Gift Card Value: $63.00
Mail Check Value: $41.00
Finally, although you may not want to part with your precious LG Optimus V, it might just be worth it. Coming in at a value of nearly $70, it’s a huge chunk of that initial Triumph investment.
Gift Card Value: $72.00
Mail Check Value: $47.00
You should be able to trade in your old phone at Best Buy in person, get your card and then promptly turn around and buy an awesome phone. I would lower every estimated price by just 10% or so and keep in mind that I changed no settings in the calculator. You should really try it for yourself.
In the next couple weeks, I’ll be upgrading to a new Motorola Triumph on Virgin Mobile. I don’t use that many apps but even so they are hard to keep track of. Honestly, my initial thought was that I’d remember the apps I used most and slowly rediscover the apps which I did not use nearly as much.
But instead, I needed to get a list of apps on my Android phone. I make a list of applications on Windows before every re-install and Android is not really an exception. I looked into the market for an app to do this and there it was.

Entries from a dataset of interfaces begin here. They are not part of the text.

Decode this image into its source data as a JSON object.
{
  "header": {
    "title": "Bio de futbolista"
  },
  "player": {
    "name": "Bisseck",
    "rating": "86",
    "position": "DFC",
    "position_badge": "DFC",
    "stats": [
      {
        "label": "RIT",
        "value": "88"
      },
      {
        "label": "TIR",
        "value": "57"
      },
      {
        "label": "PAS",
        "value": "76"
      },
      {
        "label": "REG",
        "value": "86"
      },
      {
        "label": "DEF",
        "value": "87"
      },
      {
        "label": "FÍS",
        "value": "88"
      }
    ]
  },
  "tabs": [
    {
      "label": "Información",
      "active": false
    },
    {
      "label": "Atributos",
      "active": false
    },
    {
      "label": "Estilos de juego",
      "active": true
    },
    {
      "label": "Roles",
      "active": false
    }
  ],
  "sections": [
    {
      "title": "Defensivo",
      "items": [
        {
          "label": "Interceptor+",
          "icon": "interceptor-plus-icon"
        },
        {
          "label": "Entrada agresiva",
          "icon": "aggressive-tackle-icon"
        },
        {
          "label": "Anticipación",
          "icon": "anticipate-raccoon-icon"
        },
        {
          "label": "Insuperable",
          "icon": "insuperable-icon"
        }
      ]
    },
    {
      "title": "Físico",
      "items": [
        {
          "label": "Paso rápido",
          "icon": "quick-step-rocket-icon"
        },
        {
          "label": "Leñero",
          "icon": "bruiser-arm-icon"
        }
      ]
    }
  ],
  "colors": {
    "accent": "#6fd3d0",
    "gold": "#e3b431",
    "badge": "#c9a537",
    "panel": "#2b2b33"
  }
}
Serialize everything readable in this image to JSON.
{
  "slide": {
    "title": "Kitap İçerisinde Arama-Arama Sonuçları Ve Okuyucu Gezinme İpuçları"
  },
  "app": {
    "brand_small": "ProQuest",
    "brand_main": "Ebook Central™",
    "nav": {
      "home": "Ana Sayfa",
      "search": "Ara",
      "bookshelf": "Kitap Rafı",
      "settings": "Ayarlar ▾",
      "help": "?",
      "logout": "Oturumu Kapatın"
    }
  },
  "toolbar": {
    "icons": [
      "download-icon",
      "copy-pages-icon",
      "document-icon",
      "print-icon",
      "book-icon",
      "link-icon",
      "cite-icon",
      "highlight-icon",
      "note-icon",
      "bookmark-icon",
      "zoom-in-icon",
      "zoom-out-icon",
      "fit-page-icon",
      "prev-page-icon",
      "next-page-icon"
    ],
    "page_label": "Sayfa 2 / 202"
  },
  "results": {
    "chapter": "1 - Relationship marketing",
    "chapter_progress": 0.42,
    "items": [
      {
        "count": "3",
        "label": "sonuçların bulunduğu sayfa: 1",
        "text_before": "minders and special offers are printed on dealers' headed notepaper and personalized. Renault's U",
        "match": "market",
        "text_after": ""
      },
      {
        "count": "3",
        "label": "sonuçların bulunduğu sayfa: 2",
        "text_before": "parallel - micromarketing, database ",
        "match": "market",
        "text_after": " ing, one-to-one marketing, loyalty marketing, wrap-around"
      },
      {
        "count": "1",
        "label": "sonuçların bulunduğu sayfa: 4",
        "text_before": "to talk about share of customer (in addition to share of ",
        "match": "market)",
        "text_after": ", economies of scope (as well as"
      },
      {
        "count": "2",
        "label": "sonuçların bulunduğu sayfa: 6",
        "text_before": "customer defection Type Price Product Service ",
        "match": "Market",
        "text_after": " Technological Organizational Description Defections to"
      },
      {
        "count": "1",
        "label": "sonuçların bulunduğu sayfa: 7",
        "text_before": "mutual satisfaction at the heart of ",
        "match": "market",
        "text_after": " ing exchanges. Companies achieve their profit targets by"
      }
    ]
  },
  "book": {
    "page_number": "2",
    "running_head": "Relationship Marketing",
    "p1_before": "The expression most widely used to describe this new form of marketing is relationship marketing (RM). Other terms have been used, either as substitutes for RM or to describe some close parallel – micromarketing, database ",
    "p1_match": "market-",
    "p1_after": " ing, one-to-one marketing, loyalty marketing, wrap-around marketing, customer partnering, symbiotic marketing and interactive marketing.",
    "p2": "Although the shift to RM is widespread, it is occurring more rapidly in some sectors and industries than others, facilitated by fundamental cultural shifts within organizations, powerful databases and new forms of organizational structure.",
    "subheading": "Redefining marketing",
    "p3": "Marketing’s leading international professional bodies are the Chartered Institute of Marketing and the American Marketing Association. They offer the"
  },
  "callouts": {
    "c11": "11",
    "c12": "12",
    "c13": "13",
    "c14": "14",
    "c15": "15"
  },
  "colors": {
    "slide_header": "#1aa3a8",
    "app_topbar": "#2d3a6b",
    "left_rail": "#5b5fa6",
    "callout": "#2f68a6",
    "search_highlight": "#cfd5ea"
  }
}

Downloadable in the Android Market, MyAppsList allows you to easily export a list of applications you have either downloaded via barcodes/qrcodes or via the market. This little app can save it as HTML with clickable links to the respective pages in the market. You can then save that generated list for safe keeping via email.
MyAppsList allows you to quickly generate a list of all the applications you have installed on your device and save it to the clipboard, save it to the SD Card or email it to a friend.
It supports vB Code (to post to forums), HTML and plain text.
MyAppsList is also a useful tool to create a list of installed applications as a personal backup.
Apparently I run my phone with 23 installed apps and I now have them safely remembered in an email somewhere. So if you ever need to swap or restore your phone, by keeping a periodically updated app-list will certainly ease the transition.
Apparently you can walk right into your local Best Buy and purchase the brand new phone on Virgin Mobile, the Motorola Triumph.
A SlashGear review demonstrates the strong points of the Motorola Triumph in a post with pictures and with an additional video coming soon. But the treasure was in the comments.
I have this phone and it’s activated. I went to Best Buy on 7/16/11 and bought it when it was discovered in the cabinets behind the register. They didn’t even know they had it and made no comments about whether or not it could be sold or activated. Swapped it out with my existing Virgin Blackberry plan with the phone activation… no trouble doing so. Love it!!
– via AOx4
Although there does seem to be a different story when it comes to activation; that is, you can’t activate until Wednesday upon launch.
I have this phone now, you can get it at best buy for 269 w/ a 10% discount coupon that can be found online. You can’t, however, activate it until 7/20…
– via John Zampier
Before I buy, I’m waiting for more reviews. I’m curious about battery life and responsiveness.
Like Unlike the infamous Intercept, Triumph comes with only a single two processors. The Optimus V contained two processors, one for regular computation and then for graphics. That allowed everyone whom experience the molasses Intercept to breath a sigh of relief.I don’t have any specific information about the CPU and GPU in the Triumph so we’ll have to wait and see.
It has yet to be seen if the Triumph can truly triumph. You can expect more reviews up to launch from and thereafter when more Normal People™ get their hands on it.